The launch meeting of the Leiden Islam Academy on 7 December in the Academy Building drew just the right audience: a diverse group of people who were all in some way engaged with Islam. This was just what the directors of the Academy, Maurits Berger and Fatiha Azzarhouni, were hoping for.
Around 150 guests attended the meeting, including not only the ambassadors to the Netherlands from the United Kingdom, Morocco, Pakistan and Indonesia, but also students, consultants, GPs, business people, security experts, teachers, journalists, politicians, civil servants, imams and many other professional groups. These guests were representing the groups in society that need to share in the abundant knowledge on Islam available within Leiden University. And this is precisely why Leiden Islam Academy (LIA) was established.
The symposium was about the various ways in which Islam is manifested in Dutch society, and how a university should approach this topic. It began with a few short addresses and a round table discussion between a politician, a representative of a history teachers’ organisation, a journalist, an imam and an academic. Next there were four parallel sample lectures: an introduction to a specific topic as a taster for the participants, followed by discussion. After this, the guests had ample opportunity to chat or network over drinks and snacks. The meeting was especially honoured by the presence of philosopher Tariq Ramadan, professor in Oxford and Qatar, who gave a very interesting closing address: ‘Professor and activist: for me, not a contradiction but a pleonasm.’
‘All the important questions touch on Islam’
This was the view of the politician in the round table discussion. He has noticed that Islam is blamed for just about everything, whether the issue is migrants, criminality or whatever else. Tariq Ramadan, however, took a different view when he spoke later: 'It lies deeper. Nearly all problems can be traced back to the ever-growing gap between rich and poor. Even radicalization has nothing to do with Islam.’
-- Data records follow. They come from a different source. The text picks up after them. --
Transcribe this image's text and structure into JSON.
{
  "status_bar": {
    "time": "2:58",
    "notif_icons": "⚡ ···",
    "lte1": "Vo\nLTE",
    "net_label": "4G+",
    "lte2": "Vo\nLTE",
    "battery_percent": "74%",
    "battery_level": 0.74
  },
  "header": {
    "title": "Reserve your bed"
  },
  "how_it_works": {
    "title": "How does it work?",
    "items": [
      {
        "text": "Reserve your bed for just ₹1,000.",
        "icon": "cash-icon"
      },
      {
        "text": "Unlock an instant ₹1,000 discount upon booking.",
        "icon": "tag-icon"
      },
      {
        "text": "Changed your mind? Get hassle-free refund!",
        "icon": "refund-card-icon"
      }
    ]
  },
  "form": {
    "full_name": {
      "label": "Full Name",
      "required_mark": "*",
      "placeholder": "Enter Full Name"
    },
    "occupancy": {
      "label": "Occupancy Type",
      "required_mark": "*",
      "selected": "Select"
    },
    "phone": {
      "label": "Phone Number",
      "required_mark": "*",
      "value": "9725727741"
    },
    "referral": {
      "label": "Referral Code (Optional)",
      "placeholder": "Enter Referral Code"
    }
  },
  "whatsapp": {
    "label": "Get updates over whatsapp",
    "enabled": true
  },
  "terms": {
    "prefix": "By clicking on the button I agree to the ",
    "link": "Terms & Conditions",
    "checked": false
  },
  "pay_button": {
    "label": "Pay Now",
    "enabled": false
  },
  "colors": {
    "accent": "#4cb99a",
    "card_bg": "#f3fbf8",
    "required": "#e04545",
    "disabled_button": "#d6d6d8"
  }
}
‘Europe has been Muslim for many centuries’
Tariq Ramadan, Professor of Contemporary Islamic Studies at Oxford University, used his own term clash of perceptions as the line of his argument, touching on a wide range of current themes. For instance, he pointed out that Islam in Europe is nothing new: there have been Muslim communities in Eastern Europe for just as long as Christian ones. And what about the colonial past...? Even back in those days, the Dutch East Indies had a large Muslim population. ‘And you never hear anything about that,’ muttered someone in the audience.
Source: Leiden University